### Activity
Only lines containing the word "desti" belong in the answer; copy each one from the records.

### Records to process
BEGIN

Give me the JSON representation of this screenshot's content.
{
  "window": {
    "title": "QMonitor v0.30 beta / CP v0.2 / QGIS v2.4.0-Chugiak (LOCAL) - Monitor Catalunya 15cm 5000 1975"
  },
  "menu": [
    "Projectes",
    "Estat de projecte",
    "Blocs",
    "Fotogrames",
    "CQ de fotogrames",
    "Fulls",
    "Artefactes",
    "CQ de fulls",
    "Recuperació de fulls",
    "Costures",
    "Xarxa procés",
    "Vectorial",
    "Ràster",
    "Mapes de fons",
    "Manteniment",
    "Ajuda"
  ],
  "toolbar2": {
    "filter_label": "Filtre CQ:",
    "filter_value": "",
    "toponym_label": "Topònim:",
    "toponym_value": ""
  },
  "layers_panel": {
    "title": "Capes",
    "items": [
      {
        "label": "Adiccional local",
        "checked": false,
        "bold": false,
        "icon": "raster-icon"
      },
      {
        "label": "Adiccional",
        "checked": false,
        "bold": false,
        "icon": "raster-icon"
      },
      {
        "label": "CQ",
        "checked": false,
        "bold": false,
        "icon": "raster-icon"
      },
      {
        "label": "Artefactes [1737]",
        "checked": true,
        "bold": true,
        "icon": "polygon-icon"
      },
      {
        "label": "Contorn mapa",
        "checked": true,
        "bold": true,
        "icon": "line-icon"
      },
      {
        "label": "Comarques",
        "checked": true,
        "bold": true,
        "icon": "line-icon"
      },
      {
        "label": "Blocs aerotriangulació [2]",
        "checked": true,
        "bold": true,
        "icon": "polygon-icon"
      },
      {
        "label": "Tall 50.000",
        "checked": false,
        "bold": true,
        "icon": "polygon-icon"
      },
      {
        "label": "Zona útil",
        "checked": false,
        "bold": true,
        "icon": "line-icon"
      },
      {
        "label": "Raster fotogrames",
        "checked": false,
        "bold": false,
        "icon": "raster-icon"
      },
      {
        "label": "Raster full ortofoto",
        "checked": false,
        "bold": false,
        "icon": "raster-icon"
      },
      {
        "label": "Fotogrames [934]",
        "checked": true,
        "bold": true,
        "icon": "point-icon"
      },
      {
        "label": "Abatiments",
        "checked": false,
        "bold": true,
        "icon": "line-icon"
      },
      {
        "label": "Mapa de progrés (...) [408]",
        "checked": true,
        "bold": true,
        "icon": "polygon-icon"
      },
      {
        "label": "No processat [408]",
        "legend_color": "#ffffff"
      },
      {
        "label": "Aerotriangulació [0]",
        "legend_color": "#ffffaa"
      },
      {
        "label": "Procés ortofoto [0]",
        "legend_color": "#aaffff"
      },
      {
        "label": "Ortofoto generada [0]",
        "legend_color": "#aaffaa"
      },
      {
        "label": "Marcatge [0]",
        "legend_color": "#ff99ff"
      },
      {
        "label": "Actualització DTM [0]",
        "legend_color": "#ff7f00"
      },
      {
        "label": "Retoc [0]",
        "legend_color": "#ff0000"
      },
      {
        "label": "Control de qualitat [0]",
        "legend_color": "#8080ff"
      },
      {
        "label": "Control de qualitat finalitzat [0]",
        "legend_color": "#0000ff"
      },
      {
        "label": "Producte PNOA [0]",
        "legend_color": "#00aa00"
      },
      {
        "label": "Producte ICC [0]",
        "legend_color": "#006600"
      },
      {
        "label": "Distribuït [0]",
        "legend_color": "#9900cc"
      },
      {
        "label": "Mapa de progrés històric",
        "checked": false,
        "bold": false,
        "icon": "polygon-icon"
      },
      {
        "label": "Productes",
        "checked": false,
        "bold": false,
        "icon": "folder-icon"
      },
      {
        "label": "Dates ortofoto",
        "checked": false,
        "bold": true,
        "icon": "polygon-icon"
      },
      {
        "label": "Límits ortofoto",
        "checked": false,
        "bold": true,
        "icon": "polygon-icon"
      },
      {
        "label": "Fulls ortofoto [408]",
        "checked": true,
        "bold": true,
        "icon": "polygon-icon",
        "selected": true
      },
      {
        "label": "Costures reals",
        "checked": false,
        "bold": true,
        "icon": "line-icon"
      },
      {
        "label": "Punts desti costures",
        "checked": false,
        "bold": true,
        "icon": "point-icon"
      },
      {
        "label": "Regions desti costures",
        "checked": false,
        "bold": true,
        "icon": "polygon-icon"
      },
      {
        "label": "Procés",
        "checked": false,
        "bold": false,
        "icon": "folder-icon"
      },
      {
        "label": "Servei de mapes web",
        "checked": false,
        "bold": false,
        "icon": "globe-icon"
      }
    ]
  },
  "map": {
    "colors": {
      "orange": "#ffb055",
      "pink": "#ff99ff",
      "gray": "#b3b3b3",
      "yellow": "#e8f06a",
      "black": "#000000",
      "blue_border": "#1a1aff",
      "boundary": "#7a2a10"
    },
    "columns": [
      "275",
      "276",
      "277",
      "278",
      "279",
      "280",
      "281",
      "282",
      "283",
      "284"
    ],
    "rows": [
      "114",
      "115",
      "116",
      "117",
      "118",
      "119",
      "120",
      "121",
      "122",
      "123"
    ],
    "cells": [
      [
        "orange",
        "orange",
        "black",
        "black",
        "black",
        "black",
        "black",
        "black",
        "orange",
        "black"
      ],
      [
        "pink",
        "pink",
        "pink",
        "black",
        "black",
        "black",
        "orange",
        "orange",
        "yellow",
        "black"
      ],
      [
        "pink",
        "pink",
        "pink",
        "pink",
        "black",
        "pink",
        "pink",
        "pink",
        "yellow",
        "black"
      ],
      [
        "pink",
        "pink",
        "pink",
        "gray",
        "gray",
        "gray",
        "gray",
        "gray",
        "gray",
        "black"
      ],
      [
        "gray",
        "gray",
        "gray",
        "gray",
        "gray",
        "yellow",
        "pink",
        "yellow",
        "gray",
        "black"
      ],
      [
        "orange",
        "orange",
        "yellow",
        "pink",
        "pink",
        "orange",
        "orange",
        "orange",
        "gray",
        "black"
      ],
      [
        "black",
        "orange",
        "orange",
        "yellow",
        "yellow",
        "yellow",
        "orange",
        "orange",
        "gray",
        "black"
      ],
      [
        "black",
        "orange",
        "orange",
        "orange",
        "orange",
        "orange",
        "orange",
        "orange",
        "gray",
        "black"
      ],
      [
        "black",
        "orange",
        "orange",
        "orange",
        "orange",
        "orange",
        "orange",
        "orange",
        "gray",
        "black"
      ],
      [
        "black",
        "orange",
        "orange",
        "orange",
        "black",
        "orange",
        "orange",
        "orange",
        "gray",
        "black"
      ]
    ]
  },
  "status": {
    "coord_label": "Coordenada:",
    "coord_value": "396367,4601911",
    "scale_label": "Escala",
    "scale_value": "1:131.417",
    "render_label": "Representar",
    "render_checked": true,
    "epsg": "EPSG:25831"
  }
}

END

### Response
        "label": "Punts desti costures",
        "label": "Regions desti costures",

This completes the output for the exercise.